The Impossible Public: The Politics of People in Contemporary Art

2019-11-22T01:33:49Z (GMT) by Holly Arden
The term ‘public’ is a buzzword in art institutional lexicon, variously used to indicate art made by and for the public, or efforts made by galleries, museums and other organisations to reach a wider number of individuals, as in the terms ‘public art’ or ‘public programming’. Further, the amount of theoretical discussion on art’s public dimensions has intensified since the 1990s, being integral to Nicolas Bourriaud’s ‘relational aesthetics’, Grant Kester’s ‘dialogical art’ and Claire Bishop's ‘participatory art’. However, much of this discourse has neither substantively, nor with sufficient nuance, considered the political and artistic ramifications of contemporary art’s focus on its public, per se. In this thesis I argue that this is a significant oversight, given that the broader context of neo-liberal capitalism has threatened, if not decimated, many aspects of public life.
The Impossible Public: The Politics of People in Contemporary Art examines participatory and collaborative projects and artworks from the mid-1990s onwards that engage overtly with the idea of the public. The artists and artistic groups, from North America, the United Kingdom and Australia, are A Centre for Everything (Gabrielle de Vietri and Will Foster), Komar and Melamid, Harrell Fletcher (with collaborators Jens Hoffmann, Jon Rubin and Miranda July), Jeremy Deller, Stuart Ringholt and Natalie Bookchin. Through a close examination of their artworks, this thesis observes specific artistic approaches toward, and a distinctive set of interests in, the notion of the public, as distinct from other art-related terms including ‘audience’ and ‘community’. For example, these works tend to consider the public in its most open sense, as an incalculably large and diverse number of people. I argue that these artworks invest in the continuing viability of a particular idea of the public—the public as a form of potential—which I develop in this thesis.

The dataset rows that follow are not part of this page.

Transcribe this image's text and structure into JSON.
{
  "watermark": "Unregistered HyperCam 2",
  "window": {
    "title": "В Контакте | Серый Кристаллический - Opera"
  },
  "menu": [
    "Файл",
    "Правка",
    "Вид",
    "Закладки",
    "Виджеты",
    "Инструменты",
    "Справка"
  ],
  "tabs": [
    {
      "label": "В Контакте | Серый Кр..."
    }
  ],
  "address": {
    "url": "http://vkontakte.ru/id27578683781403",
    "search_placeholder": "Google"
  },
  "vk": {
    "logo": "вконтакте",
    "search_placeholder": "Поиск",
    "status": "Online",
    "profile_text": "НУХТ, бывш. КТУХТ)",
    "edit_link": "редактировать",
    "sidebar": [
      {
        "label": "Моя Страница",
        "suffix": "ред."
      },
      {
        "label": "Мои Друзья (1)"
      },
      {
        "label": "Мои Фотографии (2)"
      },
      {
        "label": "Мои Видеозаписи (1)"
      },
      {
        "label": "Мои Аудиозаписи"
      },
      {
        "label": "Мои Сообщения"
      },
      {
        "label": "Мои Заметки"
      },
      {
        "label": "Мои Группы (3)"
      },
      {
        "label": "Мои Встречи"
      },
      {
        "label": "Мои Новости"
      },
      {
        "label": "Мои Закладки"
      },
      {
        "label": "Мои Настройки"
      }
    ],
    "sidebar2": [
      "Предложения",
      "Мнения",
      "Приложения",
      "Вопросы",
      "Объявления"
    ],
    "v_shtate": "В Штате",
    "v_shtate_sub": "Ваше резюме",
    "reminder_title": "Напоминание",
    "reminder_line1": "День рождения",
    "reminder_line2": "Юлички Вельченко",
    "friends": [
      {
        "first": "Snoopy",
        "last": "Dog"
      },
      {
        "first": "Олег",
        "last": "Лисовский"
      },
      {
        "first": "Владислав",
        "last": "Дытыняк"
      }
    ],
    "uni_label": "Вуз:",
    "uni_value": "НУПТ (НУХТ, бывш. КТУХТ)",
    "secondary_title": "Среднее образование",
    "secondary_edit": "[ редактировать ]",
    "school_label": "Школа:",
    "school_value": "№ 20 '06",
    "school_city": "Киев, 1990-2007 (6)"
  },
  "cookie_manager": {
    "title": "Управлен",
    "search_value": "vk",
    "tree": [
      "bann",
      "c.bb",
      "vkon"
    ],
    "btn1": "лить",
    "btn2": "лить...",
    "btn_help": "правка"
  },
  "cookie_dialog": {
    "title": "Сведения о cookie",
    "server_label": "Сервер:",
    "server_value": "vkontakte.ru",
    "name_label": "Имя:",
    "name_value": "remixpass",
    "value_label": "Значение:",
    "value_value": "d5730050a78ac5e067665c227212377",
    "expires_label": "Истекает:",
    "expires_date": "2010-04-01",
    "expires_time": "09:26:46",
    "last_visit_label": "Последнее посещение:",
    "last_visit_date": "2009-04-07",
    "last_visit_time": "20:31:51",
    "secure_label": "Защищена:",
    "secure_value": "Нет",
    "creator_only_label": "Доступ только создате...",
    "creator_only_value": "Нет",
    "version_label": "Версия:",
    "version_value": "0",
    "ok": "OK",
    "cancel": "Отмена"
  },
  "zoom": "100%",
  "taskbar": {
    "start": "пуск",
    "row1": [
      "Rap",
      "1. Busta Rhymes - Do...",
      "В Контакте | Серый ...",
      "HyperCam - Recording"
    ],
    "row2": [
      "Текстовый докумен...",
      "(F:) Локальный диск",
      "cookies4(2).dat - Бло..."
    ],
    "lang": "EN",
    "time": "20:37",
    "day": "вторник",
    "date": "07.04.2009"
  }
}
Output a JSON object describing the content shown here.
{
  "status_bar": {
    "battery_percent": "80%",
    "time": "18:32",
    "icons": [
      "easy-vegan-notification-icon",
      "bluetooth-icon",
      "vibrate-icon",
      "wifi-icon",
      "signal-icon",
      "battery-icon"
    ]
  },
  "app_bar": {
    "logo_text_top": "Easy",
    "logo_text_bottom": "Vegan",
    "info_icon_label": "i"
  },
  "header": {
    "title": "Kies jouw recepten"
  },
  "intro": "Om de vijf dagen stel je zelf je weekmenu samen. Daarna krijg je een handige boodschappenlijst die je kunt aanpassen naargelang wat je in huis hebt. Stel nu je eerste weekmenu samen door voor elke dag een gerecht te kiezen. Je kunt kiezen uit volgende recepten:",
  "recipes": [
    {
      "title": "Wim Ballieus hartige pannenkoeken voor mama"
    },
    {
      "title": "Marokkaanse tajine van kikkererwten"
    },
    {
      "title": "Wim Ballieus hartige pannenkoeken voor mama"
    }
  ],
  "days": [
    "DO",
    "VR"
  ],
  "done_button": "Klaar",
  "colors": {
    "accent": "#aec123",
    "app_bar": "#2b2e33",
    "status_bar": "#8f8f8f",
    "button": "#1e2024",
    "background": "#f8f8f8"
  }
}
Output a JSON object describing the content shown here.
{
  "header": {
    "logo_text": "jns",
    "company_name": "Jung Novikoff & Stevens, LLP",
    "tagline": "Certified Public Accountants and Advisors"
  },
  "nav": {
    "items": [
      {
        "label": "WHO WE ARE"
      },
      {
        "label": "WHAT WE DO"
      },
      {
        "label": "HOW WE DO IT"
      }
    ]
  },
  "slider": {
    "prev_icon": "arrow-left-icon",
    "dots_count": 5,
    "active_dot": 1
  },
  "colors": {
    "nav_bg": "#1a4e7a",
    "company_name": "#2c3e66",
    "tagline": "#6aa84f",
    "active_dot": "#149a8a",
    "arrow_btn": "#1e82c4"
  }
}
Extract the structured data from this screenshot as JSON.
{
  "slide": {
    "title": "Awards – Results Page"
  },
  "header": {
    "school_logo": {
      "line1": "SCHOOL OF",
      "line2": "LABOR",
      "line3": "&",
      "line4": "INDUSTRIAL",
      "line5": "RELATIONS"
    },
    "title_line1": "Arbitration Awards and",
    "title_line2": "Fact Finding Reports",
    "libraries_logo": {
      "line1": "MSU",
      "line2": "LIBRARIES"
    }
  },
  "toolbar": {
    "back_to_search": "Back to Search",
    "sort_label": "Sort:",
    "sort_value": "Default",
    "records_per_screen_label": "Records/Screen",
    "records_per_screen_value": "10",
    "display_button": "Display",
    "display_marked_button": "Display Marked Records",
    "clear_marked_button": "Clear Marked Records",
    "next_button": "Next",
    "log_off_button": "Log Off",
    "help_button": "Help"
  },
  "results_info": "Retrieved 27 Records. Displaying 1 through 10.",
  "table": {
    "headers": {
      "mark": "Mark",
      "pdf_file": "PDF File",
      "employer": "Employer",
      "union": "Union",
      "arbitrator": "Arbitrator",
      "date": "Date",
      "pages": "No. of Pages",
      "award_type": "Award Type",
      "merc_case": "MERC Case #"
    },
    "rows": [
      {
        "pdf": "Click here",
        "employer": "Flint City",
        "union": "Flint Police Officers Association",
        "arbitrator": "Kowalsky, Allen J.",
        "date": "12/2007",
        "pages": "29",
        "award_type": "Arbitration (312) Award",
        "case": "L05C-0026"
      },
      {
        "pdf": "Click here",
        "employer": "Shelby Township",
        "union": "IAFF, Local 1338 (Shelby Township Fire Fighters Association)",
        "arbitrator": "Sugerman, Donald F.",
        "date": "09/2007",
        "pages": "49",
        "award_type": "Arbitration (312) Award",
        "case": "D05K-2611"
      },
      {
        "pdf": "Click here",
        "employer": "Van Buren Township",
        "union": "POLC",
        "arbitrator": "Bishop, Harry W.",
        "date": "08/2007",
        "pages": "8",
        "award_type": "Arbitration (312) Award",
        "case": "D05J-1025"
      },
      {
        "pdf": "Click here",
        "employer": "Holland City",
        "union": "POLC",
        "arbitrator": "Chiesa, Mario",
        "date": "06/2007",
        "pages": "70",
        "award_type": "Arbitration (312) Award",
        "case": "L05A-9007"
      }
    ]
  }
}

My approach considers the post-Enlightenment and bourgeois origins of the idea of the public and draws on recent political philosophy and art theory to rethink the concept of ‘the public’ for contemporary art.